The Court held that Cohen had Fourth Amendment to standing to challenge the search of the rental car he was driving, even though he was not an authorized driver of the rental car and had a suspended license.  In Byrd, the Supreme Court held that standing is not defeated merely because the driver was not listed on the rental agreement.  The Eleventh Circuit rejected the reasoning of the Second Circuit, and agreed with the Eighth Circuit, that being an unlicensed driver does not defeat a reasonable expectation of privacy because it is not comparable to wrongful presence in the car.  And the Court emphasized that the Cohen did not interfere with the authorized renter’s valid possessory interest in the car because had the renter’s permission to use the car.  However, the Court ultimately held that the inventory search of the car complied with the city’s impoundment procedures, and the Court therefore upheld the denial of the motion to suppress.

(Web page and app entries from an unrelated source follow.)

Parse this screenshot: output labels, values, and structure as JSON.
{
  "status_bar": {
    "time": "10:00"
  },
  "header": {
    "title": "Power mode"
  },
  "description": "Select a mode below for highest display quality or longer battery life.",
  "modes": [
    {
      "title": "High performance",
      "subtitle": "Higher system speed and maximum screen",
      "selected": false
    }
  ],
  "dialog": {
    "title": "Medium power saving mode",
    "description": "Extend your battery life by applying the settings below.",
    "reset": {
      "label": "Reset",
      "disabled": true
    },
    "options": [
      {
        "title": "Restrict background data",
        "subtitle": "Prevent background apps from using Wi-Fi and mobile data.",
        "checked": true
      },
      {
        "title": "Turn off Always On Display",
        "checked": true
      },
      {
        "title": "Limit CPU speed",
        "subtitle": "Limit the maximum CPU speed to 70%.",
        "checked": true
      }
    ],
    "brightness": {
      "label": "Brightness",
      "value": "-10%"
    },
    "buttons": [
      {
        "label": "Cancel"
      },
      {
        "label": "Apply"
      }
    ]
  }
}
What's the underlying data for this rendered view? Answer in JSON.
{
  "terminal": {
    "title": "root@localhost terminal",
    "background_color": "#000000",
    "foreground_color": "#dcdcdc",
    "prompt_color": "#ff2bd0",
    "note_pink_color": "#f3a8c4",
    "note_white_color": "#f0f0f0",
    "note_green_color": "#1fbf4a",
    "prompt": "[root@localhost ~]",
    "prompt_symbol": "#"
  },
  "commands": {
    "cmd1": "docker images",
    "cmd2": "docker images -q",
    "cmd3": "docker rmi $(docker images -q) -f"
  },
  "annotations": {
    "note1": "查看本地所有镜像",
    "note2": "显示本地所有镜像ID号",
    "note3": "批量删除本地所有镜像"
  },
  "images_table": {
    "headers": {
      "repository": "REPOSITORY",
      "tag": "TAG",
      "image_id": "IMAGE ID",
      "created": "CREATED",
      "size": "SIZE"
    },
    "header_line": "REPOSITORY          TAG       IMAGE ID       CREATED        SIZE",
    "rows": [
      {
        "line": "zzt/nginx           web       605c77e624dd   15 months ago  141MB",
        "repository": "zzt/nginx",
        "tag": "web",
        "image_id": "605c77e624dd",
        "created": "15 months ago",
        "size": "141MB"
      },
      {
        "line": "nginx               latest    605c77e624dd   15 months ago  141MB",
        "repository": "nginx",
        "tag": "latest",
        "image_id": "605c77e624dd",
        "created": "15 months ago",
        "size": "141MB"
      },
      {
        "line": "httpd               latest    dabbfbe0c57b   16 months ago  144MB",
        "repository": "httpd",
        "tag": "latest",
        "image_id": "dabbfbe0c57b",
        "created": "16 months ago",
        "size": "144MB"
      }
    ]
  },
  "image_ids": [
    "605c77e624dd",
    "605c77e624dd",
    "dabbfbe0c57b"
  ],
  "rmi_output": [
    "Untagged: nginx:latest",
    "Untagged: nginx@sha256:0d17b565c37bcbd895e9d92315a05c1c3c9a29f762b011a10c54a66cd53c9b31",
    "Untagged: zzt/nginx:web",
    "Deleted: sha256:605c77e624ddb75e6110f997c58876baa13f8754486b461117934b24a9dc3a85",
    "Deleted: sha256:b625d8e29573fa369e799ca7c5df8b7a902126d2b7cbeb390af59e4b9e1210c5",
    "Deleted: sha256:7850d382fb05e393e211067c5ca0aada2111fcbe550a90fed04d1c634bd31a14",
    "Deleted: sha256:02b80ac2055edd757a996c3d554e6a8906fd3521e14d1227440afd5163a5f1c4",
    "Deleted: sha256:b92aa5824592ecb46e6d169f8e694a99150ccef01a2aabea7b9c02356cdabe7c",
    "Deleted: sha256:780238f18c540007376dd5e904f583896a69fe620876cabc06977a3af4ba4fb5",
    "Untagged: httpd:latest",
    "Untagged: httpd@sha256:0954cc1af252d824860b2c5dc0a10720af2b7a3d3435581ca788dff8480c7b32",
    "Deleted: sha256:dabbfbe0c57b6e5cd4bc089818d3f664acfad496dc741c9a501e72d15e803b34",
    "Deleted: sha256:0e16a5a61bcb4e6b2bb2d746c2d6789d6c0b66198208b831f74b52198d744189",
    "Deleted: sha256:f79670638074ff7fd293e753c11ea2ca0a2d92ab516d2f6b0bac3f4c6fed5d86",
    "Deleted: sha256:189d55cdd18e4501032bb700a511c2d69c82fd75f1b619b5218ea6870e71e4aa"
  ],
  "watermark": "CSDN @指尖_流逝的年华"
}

Friday, July 01, 2022

Riolo: Affirming Denial of § 2255 Motion Raising IAC

In Riolo v. United States, No. 20-12206 (June 29, 2022) (Jordan, Jill Pryor, Marcus), the Court affirmed the denial of Mr. Riolo's 28 U.S.C. § 2255 motion to vacate his 293-month prison sentence and convictions.    

Mr. Riolo argued that his trial counsel provided ineffective assistance of counsel because she told him that if he pleaded guilty to five counts of mail fraud, he would serve no more than 10 years in prison because of a deal she had worked out with the government.  His trial counsel also advised him that his sentencing range under the Guidelines was 97-121 months' imprisonment because he had an offense level of 30 and a criminal history category of I.  He argued that he pleaded guilty based upon those representations when he otherwise would have proceeded to trial.  

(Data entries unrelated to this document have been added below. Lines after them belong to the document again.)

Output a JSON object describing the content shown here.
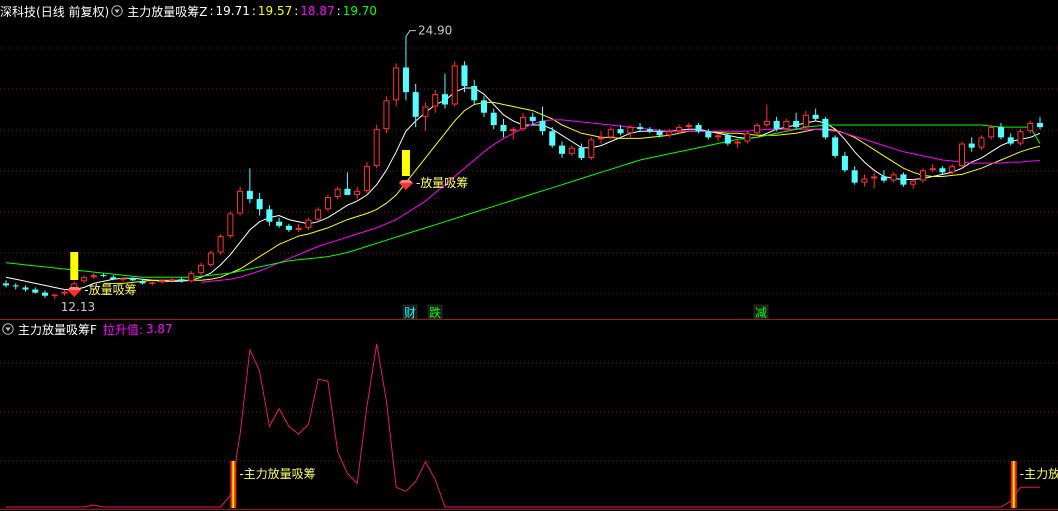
{
  "header_main": {
    "stock": "深科技",
    "period": "(日线 前复权)",
    "indicator": "主力放量吸筹Z",
    "values": [
      {
        "text": "19.71",
        "color": "#ffffff"
      },
      {
        "text": "19.57",
        "color": "#ffff00"
      },
      {
        "text": "18.87",
        "color": "#ff00ff"
      },
      {
        "text": "19.70",
        "color": "#00ff00"
      }
    ]
  },
  "header_sub": {
    "indicator": "主力放量吸筹F",
    "label": "拉升值:",
    "value": "3.87"
  },
  "chart_data": [
    {
      "type": "candlestick",
      "max_label": "24.90",
      "min_label": "12.13",
      "signal_label": "放量吸筹",
      "event_marks": [
        {
          "text": "财",
          "color": "#00ffff"
        },
        {
          "text": "跌",
          "color": "#00ff00"
        },
        {
          "text": "减",
          "color": "#00ff00"
        }
      ],
      "candles": [
        [
          12.9,
          13.05,
          12.7,
          12.8
        ],
        [
          12.8,
          12.9,
          12.6,
          12.75
        ],
        [
          12.7,
          12.8,
          12.5,
          12.6
        ],
        [
          12.6,
          12.7,
          12.4,
          12.45
        ],
        [
          12.45,
          12.55,
          12.2,
          12.3
        ],
        [
          12.3,
          12.4,
          12.13,
          12.35
        ],
        [
          12.4,
          12.6,
          12.3,
          12.5
        ],
        [
          12.6,
          13.0,
          12.5,
          12.9
        ],
        [
          13.0,
          13.3,
          12.9,
          13.2
        ],
        [
          13.2,
          13.4,
          13.1,
          13.3
        ],
        [
          13.3,
          13.4,
          13.2,
          13.25
        ],
        [
          13.2,
          13.3,
          13.05,
          13.1
        ],
        [
          13.1,
          13.2,
          13.0,
          13.15
        ],
        [
          13.15,
          13.2,
          13.0,
          13.05
        ],
        [
          13.0,
          13.1,
          12.85,
          12.9
        ],
        [
          12.9,
          13.0,
          12.8,
          12.95
        ],
        [
          12.95,
          13.1,
          12.9,
          13.05
        ],
        [
          13.05,
          13.15,
          13.0,
          13.1
        ],
        [
          13.1,
          13.2,
          12.95,
          13.0
        ],
        [
          13.0,
          13.5,
          12.95,
          13.4
        ],
        [
          13.4,
          13.9,
          13.3,
          13.8
        ],
        [
          13.8,
          14.5,
          13.7,
          14.4
        ],
        [
          14.4,
          15.3,
          14.3,
          15.2
        ],
        [
          15.2,
          16.4,
          15.1,
          16.3
        ],
        [
          16.3,
          17.6,
          16.2,
          17.4
        ],
        [
          17.4,
          18.5,
          16.8,
          17.0
        ],
        [
          17.0,
          17.3,
          16.2,
          16.5
        ],
        [
          16.5,
          16.7,
          15.7,
          15.9
        ],
        [
          15.9,
          16.1,
          15.6,
          15.7
        ],
        [
          15.7,
          15.8,
          15.4,
          15.5
        ],
        [
          15.5,
          15.8,
          15.4,
          15.6
        ],
        [
          15.6,
          16.1,
          15.5,
          16.0
        ],
        [
          16.0,
          16.6,
          15.9,
          16.5
        ],
        [
          16.5,
          17.2,
          16.4,
          17.1
        ],
        [
          17.1,
          17.6,
          17.0,
          17.5
        ],
        [
          17.5,
          18.3,
          17.3,
          17.2
        ],
        [
          17.2,
          17.6,
          17.0,
          17.4
        ],
        [
          17.4,
          18.8,
          17.3,
          18.6
        ],
        [
          18.6,
          20.6,
          18.5,
          20.4
        ],
        [
          20.4,
          22.0,
          20.2,
          21.8
        ],
        [
          21.8,
          23.6,
          21.5,
          23.4
        ],
        [
          23.4,
          24.9,
          21.8,
          22.2
        ],
        [
          22.2,
          22.6,
          20.5,
          21.0
        ],
        [
          21.0,
          21.7,
          20.3,
          21.5
        ],
        [
          21.5,
          22.3,
          21.2,
          22.1
        ],
        [
          22.1,
          23.1,
          21.4,
          21.6
        ],
        [
          21.6,
          23.7,
          21.5,
          23.5
        ],
        [
          23.5,
          23.7,
          22.2,
          22.5
        ],
        [
          22.5,
          22.8,
          21.6,
          21.8
        ],
        [
          21.8,
          22.0,
          21.0,
          21.2
        ],
        [
          21.2,
          21.4,
          20.4,
          20.6
        ],
        [
          20.6,
          20.9,
          20.0,
          20.3
        ],
        [
          20.3,
          20.5,
          19.9,
          20.4
        ],
        [
          20.4,
          21.2,
          20.3,
          21.0
        ],
        [
          21.0,
          21.2,
          20.6,
          20.8
        ],
        [
          20.8,
          21.5,
          20.1,
          20.3
        ],
        [
          20.3,
          20.5,
          19.5,
          19.6
        ],
        [
          19.6,
          19.8,
          19.0,
          19.2
        ],
        [
          19.2,
          19.6,
          19.1,
          19.5
        ],
        [
          19.5,
          19.7,
          18.9,
          19.0
        ],
        [
          19.0,
          20.0,
          18.9,
          19.9
        ],
        [
          19.9,
          20.3,
          19.7,
          20.0
        ],
        [
          20.0,
          20.5,
          19.9,
          20.4
        ],
        [
          20.4,
          20.6,
          20.1,
          20.2
        ],
        [
          20.2,
          20.6,
          20.0,
          20.5
        ],
        [
          20.5,
          20.7,
          20.3,
          20.4
        ],
        [
          20.4,
          20.5,
          20.2,
          20.3
        ],
        [
          20.3,
          20.4,
          20.0,
          20.1
        ],
        [
          20.1,
          20.4,
          20.0,
          20.3
        ],
        [
          20.3,
          20.6,
          20.2,
          20.5
        ],
        [
          20.5,
          20.7,
          20.4,
          20.6
        ],
        [
          20.6,
          20.7,
          20.2,
          20.3
        ],
        [
          20.3,
          20.4,
          19.9,
          20.0
        ],
        [
          20.0,
          20.2,
          19.8,
          20.1
        ],
        [
          20.1,
          20.2,
          19.6,
          19.7
        ],
        [
          19.7,
          19.9,
          19.5,
          19.8
        ],
        [
          19.8,
          20.3,
          19.7,
          20.2
        ],
        [
          20.2,
          20.7,
          20.1,
          20.6
        ],
        [
          20.6,
          21.6,
          20.5,
          20.8
        ],
        [
          20.8,
          21.0,
          20.3,
          20.4
        ],
        [
          20.4,
          20.9,
          20.3,
          20.8
        ],
        [
          20.8,
          21.2,
          20.4,
          20.5
        ],
        [
          20.5,
          21.3,
          20.4,
          21.1
        ],
        [
          21.1,
          21.4,
          20.8,
          20.9
        ],
        [
          20.9,
          21.0,
          19.9,
          20.0
        ],
        [
          20.0,
          20.1,
          19.0,
          19.1
        ],
        [
          19.1,
          19.3,
          18.3,
          18.4
        ],
        [
          18.4,
          18.6,
          17.7,
          17.8
        ],
        [
          17.8,
          18.2,
          17.6,
          18.0
        ],
        [
          18.0,
          18.3,
          17.5,
          18.1
        ],
        [
          18.1,
          18.4,
          17.8,
          17.9
        ],
        [
          17.9,
          18.3,
          17.8,
          18.2
        ],
        [
          18.2,
          18.3,
          17.6,
          17.7
        ],
        [
          17.7,
          18.0,
          17.5,
          17.9
        ],
        [
          17.9,
          18.5,
          17.8,
          18.4
        ],
        [
          18.4,
          18.7,
          18.3,
          18.5
        ],
        [
          18.5,
          18.6,
          18.2,
          18.3
        ],
        [
          18.3,
          18.7,
          18.2,
          18.6
        ],
        [
          18.6,
          19.8,
          18.5,
          19.7
        ],
        [
          19.7,
          20.0,
          19.3,
          19.5
        ],
        [
          19.5,
          20.1,
          19.4,
          20.0
        ],
        [
          20.0,
          20.6,
          19.9,
          20.5
        ],
        [
          20.5,
          20.7,
          19.9,
          20.0
        ],
        [
          20.0,
          20.2,
          19.6,
          19.7
        ],
        [
          19.7,
          20.4,
          19.6,
          20.3
        ],
        [
          20.3,
          20.8,
          20.2,
          20.7
        ],
        [
          20.7,
          21.0,
          20.4,
          20.5
        ]
      ],
      "ma_lines": [
        {
          "name": "ma-white",
          "color": "#ffffff",
          "values": [
            13.2,
            13.1,
            13.0,
            12.9,
            12.8,
            12.7,
            12.6,
            12.6,
            12.7,
            12.9,
            13.0,
            13.1,
            13.15,
            13.15,
            13.1,
            13.05,
            13.0,
            13.0,
            13.0,
            13.05,
            13.2,
            13.4,
            13.8,
            14.3,
            14.9,
            15.5,
            15.9,
            16.1,
            16.2,
            16.0,
            15.9,
            15.8,
            15.9,
            16.1,
            16.4,
            16.7,
            16.9,
            17.2,
            17.7,
            18.4,
            19.3,
            20.3,
            20.8,
            21.2,
            21.6,
            21.8,
            22.2,
            22.4,
            22.4,
            22.1,
            21.6,
            21.1,
            20.8,
            20.6,
            20.6,
            20.6,
            20.4,
            20.1,
            19.8,
            19.5,
            19.5,
            19.6,
            19.8,
            20.0,
            20.2,
            20.3,
            20.3,
            20.3,
            20.3,
            20.35,
            20.4,
            20.4,
            20.3,
            20.2,
            20.1,
            20.0,
            19.95,
            20.0,
            20.2,
            20.4,
            20.5,
            20.6,
            20.7,
            20.8,
            20.7,
            20.4,
            19.9,
            19.3,
            18.8,
            18.4,
            18.1,
            18.0,
            17.95,
            17.95,
            18.0,
            18.1,
            18.2,
            18.3,
            18.5,
            18.8,
            19.0,
            19.3,
            19.6,
            19.8,
            19.9,
            20.0,
            20.2
          ]
        },
        {
          "name": "ma-yellow",
          "color": "#ffff00",
          "values": [
            null,
            null,
            null,
            null,
            null,
            null,
            null,
            null,
            null,
            null,
            12.9,
            12.9,
            12.9,
            12.95,
            13.0,
            13.05,
            13.05,
            13.05,
            13.05,
            13.05,
            13.05,
            13.1,
            13.2,
            13.4,
            13.6,
            13.9,
            14.2,
            14.5,
            14.8,
            15.0,
            15.2,
            15.3,
            15.45,
            15.6,
            15.8,
            16.0,
            16.15,
            16.3,
            16.5,
            16.8,
            17.2,
            17.8,
            18.4,
            19.0,
            19.6,
            20.2,
            20.8,
            21.3,
            21.6,
            21.7,
            21.7,
            21.6,
            21.5,
            21.4,
            21.3,
            21.1,
            20.9,
            20.6,
            20.4,
            20.2,
            20.1,
            20.0,
            20.0,
            19.95,
            19.95,
            19.95,
            20.0,
            20.05,
            20.1,
            20.2,
            20.3,
            20.3,
            20.3,
            20.25,
            20.2,
            20.2,
            20.15,
            20.1,
            20.1,
            20.1,
            20.15,
            20.2,
            20.3,
            20.4,
            20.4,
            20.35,
            20.2,
            20.0,
            19.7,
            19.4,
            19.1,
            18.8,
            18.5,
            18.3,
            18.15,
            18.1,
            18.1,
            18.15,
            18.2,
            18.35,
            18.5,
            18.7,
            18.9,
            19.1,
            19.3,
            19.45,
            19.57
          ]
        },
        {
          "name": "ma-magenta",
          "color": "#ff00ff",
          "values": [
            null,
            null,
            null,
            null,
            null,
            null,
            null,
            null,
            null,
            null,
            null,
            null,
            null,
            null,
            null,
            null,
            null,
            null,
            null,
            null,
            12.95,
            13.0,
            13.05,
            13.1,
            13.2,
            13.35,
            13.5,
            13.7,
            13.9,
            14.1,
            14.3,
            14.5,
            14.7,
            14.85,
            15.0,
            15.15,
            15.3,
            15.45,
            15.6,
            15.8,
            16.0,
            16.3,
            16.6,
            16.9,
            17.3,
            17.7,
            18.1,
            18.5,
            18.9,
            19.3,
            19.65,
            19.95,
            20.2,
            20.45,
            20.65,
            20.8,
            20.85,
            20.85,
            20.8,
            20.75,
            20.7,
            20.65,
            20.6,
            20.55,
            20.5,
            20.45,
            20.4,
            20.35,
            20.3,
            20.3,
            20.3,
            20.3,
            20.3,
            20.3,
            20.3,
            20.3,
            20.3,
            20.35,
            20.4,
            20.4,
            20.4,
            20.4,
            20.4,
            20.4,
            20.35,
            20.3,
            20.2,
            20.05,
            19.9,
            19.75,
            19.6,
            19.45,
            19.3,
            19.2,
            19.1,
            19.0,
            18.9,
            18.85,
            18.8,
            18.75,
            18.75,
            18.75,
            18.75,
            18.8,
            18.8,
            18.85,
            18.87
          ]
        },
        {
          "name": "ma-green",
          "color": "#00ff00",
          "values": [
            13.9,
            13.85,
            13.8,
            13.75,
            13.7,
            13.65,
            13.6,
            13.55,
            13.5,
            13.45,
            13.4,
            13.35,
            13.3,
            13.25,
            13.2,
            13.2,
            13.2,
            13.2,
            13.2,
            13.2,
            13.25,
            13.3,
            13.35,
            13.4,
            13.5,
            13.6,
            13.7,
            13.8,
            13.9,
            14.0,
            14.05,
            14.1,
            14.15,
            14.2,
            14.3,
            14.4,
            14.55,
            14.7,
            14.85,
            15.0,
            15.15,
            15.3,
            15.45,
            15.6,
            15.75,
            15.9,
            16.05,
            16.2,
            16.35,
            16.5,
            16.65,
            16.8,
            16.95,
            17.1,
            17.25,
            17.4,
            17.55,
            17.7,
            17.85,
            18.0,
            18.15,
            18.3,
            18.45,
            18.6,
            18.75,
            18.9,
            19.0,
            19.1,
            19.2,
            19.3,
            19.4,
            19.5,
            19.6,
            19.7,
            19.8,
            19.9,
            19.95,
            20.0,
            20.1,
            20.2,
            20.3,
            20.4,
            20.5,
            20.55,
            20.6,
            20.6,
            20.6,
            20.6,
            20.6,
            20.6,
            20.6,
            20.6,
            20.6,
            20.6,
            20.6,
            20.6,
            20.6,
            20.6,
            20.6,
            20.6,
            20.6,
            20.55,
            20.5,
            20.5,
            20.5,
            20.5,
            19.7
          ]
        }
      ]
    },
    {
      "type": "line",
      "series_name": "拉升值",
      "color": "#e0196e",
      "threshold": 1.0,
      "ylim": [
        0,
        9
      ],
      "values": [
        0,
        0,
        0,
        0,
        0,
        0,
        0,
        0,
        0,
        0.1,
        0,
        0,
        0,
        0,
        0,
        0,
        0,
        0,
        0,
        0,
        0,
        0,
        0,
        0.6,
        3.7,
        8.0,
        6.9,
        4.1,
        5.0,
        4.1,
        3.7,
        4.2,
        6.5,
        6.4,
        2.8,
        1.7,
        1.2,
        5.1,
        8.3,
        5.4,
        1.0,
        0.8,
        1.3,
        2.3,
        1.4,
        0,
        0,
        0,
        0,
        0,
        0,
        0,
        0,
        0,
        0,
        0,
        0,
        0,
        0,
        0,
        0,
        0,
        0,
        0,
        0,
        0,
        0,
        0,
        0,
        0,
        0,
        0,
        0,
        0,
        0,
        0,
        0,
        0,
        0,
        0,
        0,
        0,
        0,
        0,
        0,
        0,
        0,
        0,
        0,
        0,
        0,
        0,
        0,
        0,
        0,
        0,
        0,
        0,
        0,
        0,
        0,
        0,
        0.0,
        0.3,
        1.0,
        1.0,
        1.0
      ],
      "signal_label": "主力放量吸筹"
    }
  ]
}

After an evidentiary hearing, the district court found that the trial counsel never represented to Mr. Riolo that she had a deal with the government about his guideline range and that she had properly advised him that the district court would ultimately determine his guideline range for itself.  On appeal, Mr. Riolo argued that the district court's factual findings were clearly erroneous, and that, even putting aside the disputed facts, the fact that his trial counsel underestimated his guideline range by more than 100 months alone constituted ineffective assistance of counsel.  

The Court found no clear error in the district court's findings, and under those facts, no ineffective assistance of counsel.  The Court also reasoned that though trial counsel's estimated guideline range was "far off the mark--by more than 100 months," "experienced attorneys make mistakes."  That is, ineffective assistance of counsel claims are fact-bound, and here, the factual record demonstrated that trial counsel's miscalculation was not the product of deficient performance.  The Court chose not to address the Fifth Circuit's opinion in United States v. Herrera, wherein the Fifth Circuit remanded for an evidentiary hearing, noting that a movant may have a potential ineffective assistance of counsel claim where an attorney gives incorrect advice regarding exposure under the Guidelines.   

Judge Jordan concurred in the Court's opinion, but wrote separately to point out that a majority of the Court's sister circuits had held that significant errors in advice about sentencing exposure can constitute deficient performance.  He noted that while the Court had avoided the issue here, it would have to confront the issue at some point.